David Cameron's Conservative government has pledged to be the "greenest government ever," an encouraging gesture from the European nation with the third worst track record on renewable energy. An article from the Guardian discusses the UK's ambition to generate 15% of its electricity from renewables by 2020. The market evidence is encouraging, as the UK ranks #4 in the world, at $114bn, for projected investments in renewables between 2010 and 2020. Unfortunately, it seems that the Tory government is more interested in investing in nuclear energy, which is at the tail-end, a carbon free technology, but hardly environmentally or economically sound. Additionally, the UK claims that it must still extract oil from deep waters west of the Shetland Islands in order to ease the nation's transition away from fossil fuels. The process, claims energy and climate secretary Chris Hunhe, is akin to changing the direction of a large, dinghy oil tanker.

Hey, at least the UK has an energy and climate change secretary...

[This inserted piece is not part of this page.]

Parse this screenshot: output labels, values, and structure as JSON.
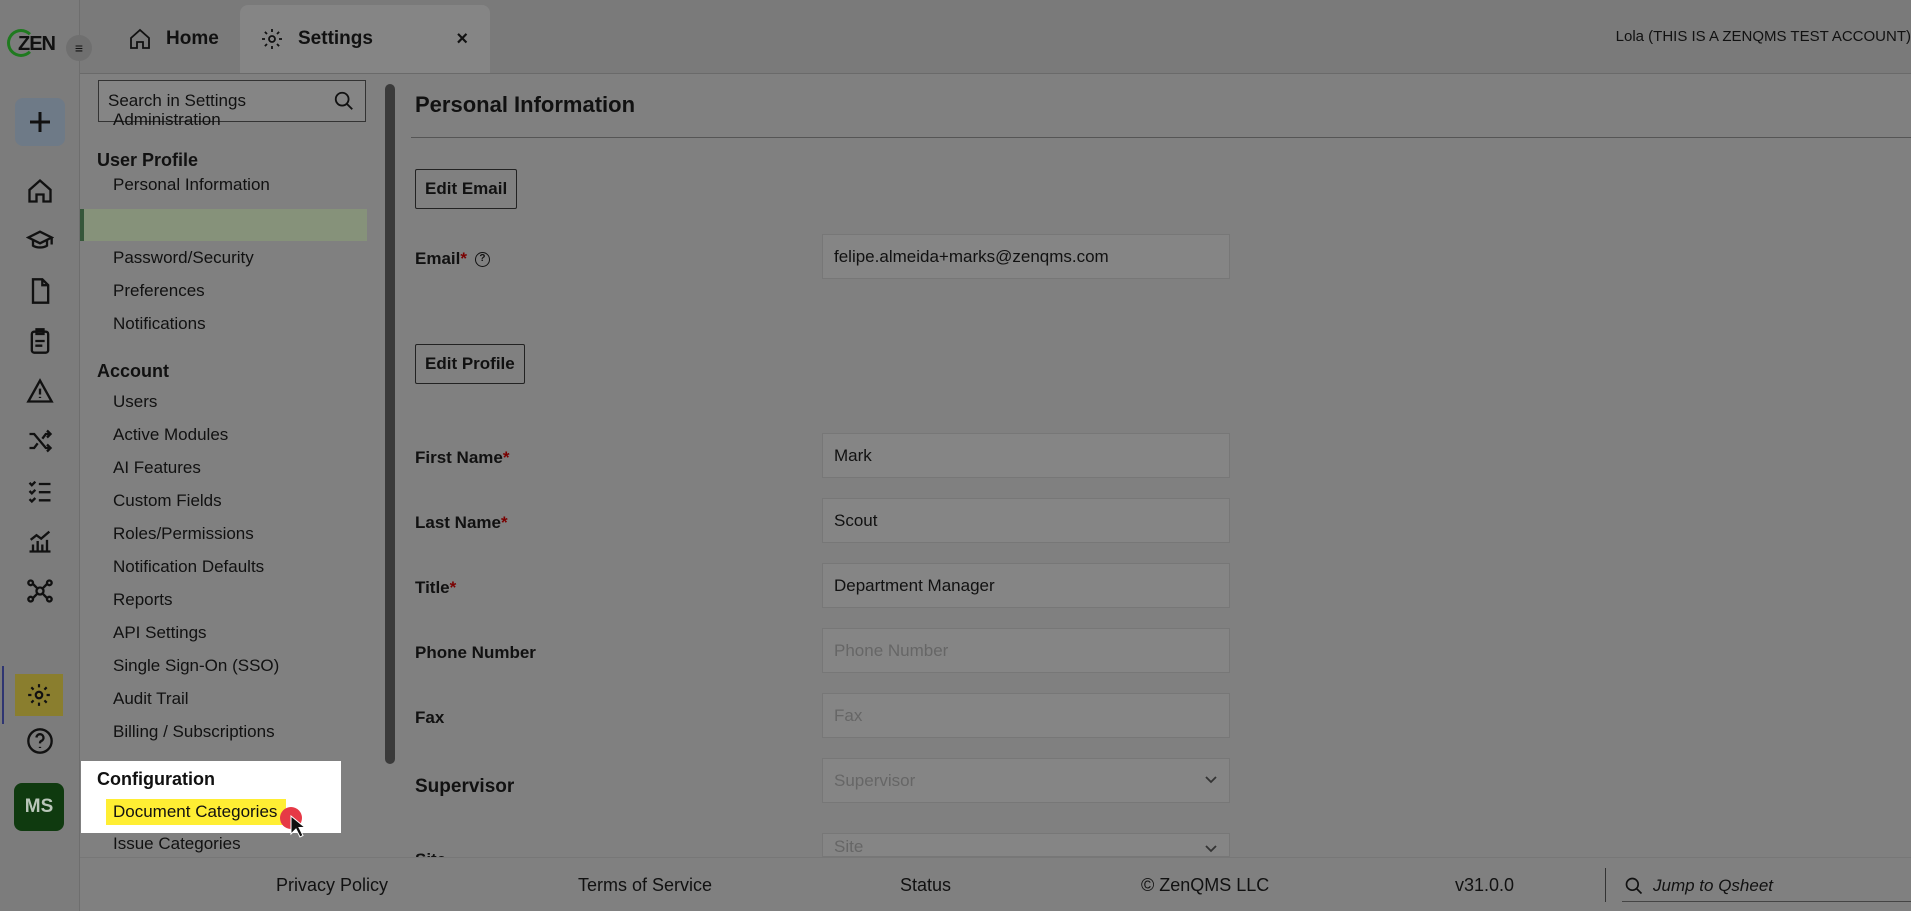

Sunday, January 2, 2011

Do you know where your electricity comes from? Probably coal.




Do you know where your electricity comes from? I was recently wondering this myself. While I was relatively certain that the electricity in Central Illinois comes principally from burning coal, I was curious to what extent Champaign, Illinois relies exclusively on coal and how my region compares to other parts of the nation.

One quick google search later, and I discovered that the EPA maintains a site that divulges which energy sources, and a what proportion, your regional energy company uses. One warning: this data is from 2005, so some sources may have changed in the last six years.

It turns out that the vast majority (83.2%) of electricity consumed in Central Illinois and St. Louis (at least the energy produced by Ameren IP) comes from burning coal. The United States as a whole relies on coal for about 50% of its electricity. Chicago (Commonwealth Edison) is also heavily dependent on coal for electricity, weighing in at 72.8%. Most of the rest of Chicago's electricity comes from nuclear plants. Interestingly, I found that the City of Los Angeles, which generates its own electricity, offers a relatively mixed portfolio of electricity sources including 9.4% from non-hydroelectric renewables and only 11.9% from coal.

I took some time to look up the electricity sources of some of the regions you (yes, you!) might be reading from. They're summarized in handy pie charts below (click to enlarge). Enjoy!